David Drage, Anella Munro, Catherine Sleeman

This article provides an update on the market for offshore issues of New Zealand dollar denominated bonds, commonly referred to as New Zealand dollar Eurobonds, Eurokiwis, New Zealand dollar Uridashi, and global issues. Net issuance of these bonds has surged in the past two years, driven by strong demand for credit in New Zealand (high domestic interest rates) and by supply conditions internationally (low yields in Europe and Japan). Offshore issuance of New Zealand dollar bonds provides an important channel for New Zealand firms and households to access foreign capital and reduces, at the margin, our cost of capital. These bonds provide a useful source of hedging for New Zealand's foreign currency external debt, reducing the potential for undesirable valuation effects during times of stress. Ex-post returns on Eurokiwi bonds that had matured by the end of 2004 were on average the same, in euros, as German government bonds, but more variable, reflecting exchange rate risk. In theory, the increased supply of foreign capital from offshore New Zealand dollar bonds puts upward pressure on the New Zealand dollar at issue and downward pressure at maturity.
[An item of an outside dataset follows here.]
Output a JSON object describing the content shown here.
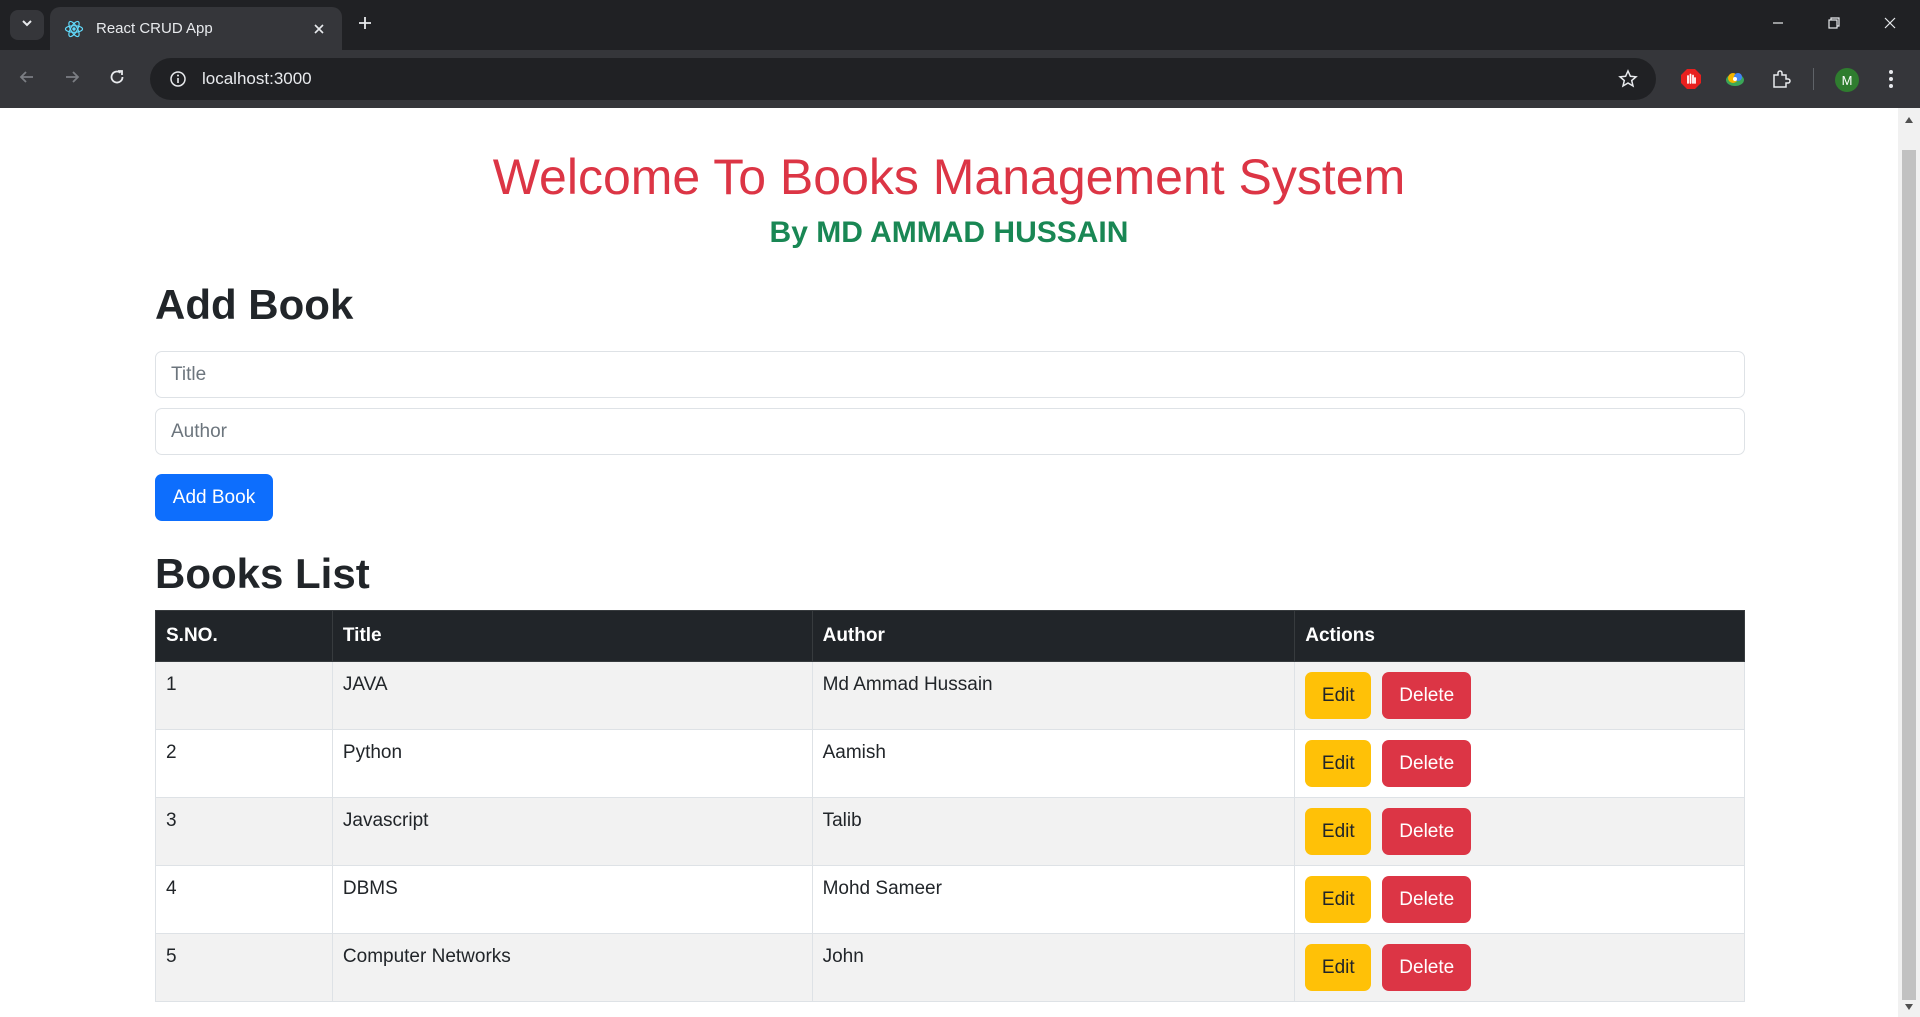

However, historical data suggests that any exchange rate impact around the time of maturity tends to be small, consistent with the idea expected effects are priced-in well in advance by forward-looking markets.